### PROVIDED RECORDS

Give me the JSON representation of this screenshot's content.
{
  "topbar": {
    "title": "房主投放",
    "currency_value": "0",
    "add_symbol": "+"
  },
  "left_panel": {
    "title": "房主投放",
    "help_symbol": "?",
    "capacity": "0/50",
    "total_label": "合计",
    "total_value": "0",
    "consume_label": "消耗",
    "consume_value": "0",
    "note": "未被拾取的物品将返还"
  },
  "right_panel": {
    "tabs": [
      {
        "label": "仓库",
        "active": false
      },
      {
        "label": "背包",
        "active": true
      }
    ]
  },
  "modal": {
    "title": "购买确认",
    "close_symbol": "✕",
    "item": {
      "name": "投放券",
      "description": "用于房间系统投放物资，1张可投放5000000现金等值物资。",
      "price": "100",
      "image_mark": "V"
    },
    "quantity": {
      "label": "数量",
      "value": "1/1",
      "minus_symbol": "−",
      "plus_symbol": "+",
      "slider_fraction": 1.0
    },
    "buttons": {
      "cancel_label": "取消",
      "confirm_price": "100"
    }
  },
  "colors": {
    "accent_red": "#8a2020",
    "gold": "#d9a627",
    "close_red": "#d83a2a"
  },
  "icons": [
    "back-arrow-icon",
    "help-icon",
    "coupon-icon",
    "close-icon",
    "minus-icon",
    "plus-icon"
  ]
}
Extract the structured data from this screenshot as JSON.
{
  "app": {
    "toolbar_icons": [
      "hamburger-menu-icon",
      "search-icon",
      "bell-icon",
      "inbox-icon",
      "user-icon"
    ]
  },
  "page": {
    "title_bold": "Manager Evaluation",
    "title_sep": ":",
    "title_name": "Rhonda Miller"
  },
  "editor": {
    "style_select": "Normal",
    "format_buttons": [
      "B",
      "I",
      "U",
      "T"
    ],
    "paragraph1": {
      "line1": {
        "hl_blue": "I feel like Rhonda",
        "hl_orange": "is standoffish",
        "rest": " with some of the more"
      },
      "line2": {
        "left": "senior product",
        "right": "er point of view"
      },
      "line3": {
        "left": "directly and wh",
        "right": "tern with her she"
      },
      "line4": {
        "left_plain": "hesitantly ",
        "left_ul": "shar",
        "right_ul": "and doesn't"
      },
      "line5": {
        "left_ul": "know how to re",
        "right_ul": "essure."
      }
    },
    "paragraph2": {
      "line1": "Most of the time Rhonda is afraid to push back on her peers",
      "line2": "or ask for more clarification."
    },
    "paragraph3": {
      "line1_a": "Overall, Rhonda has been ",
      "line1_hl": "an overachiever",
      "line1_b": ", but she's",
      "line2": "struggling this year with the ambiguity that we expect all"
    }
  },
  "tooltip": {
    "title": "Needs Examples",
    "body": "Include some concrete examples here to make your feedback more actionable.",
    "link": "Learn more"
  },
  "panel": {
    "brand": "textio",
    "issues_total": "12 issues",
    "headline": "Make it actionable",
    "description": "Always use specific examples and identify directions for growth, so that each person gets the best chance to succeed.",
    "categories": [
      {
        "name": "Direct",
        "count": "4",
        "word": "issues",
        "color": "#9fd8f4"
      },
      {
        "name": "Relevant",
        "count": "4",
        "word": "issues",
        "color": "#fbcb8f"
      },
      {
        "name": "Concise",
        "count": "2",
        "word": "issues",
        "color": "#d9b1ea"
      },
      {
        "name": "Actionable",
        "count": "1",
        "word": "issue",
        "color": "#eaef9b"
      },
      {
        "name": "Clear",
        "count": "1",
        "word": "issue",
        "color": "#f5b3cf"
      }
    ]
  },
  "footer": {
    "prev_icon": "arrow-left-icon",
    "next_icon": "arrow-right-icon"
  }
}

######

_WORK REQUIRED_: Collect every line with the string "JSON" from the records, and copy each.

_EXERCISE RESULT_:
Give me the JSON representation of this screenshot's content.
Extract the structured data from this screenshot as JSON.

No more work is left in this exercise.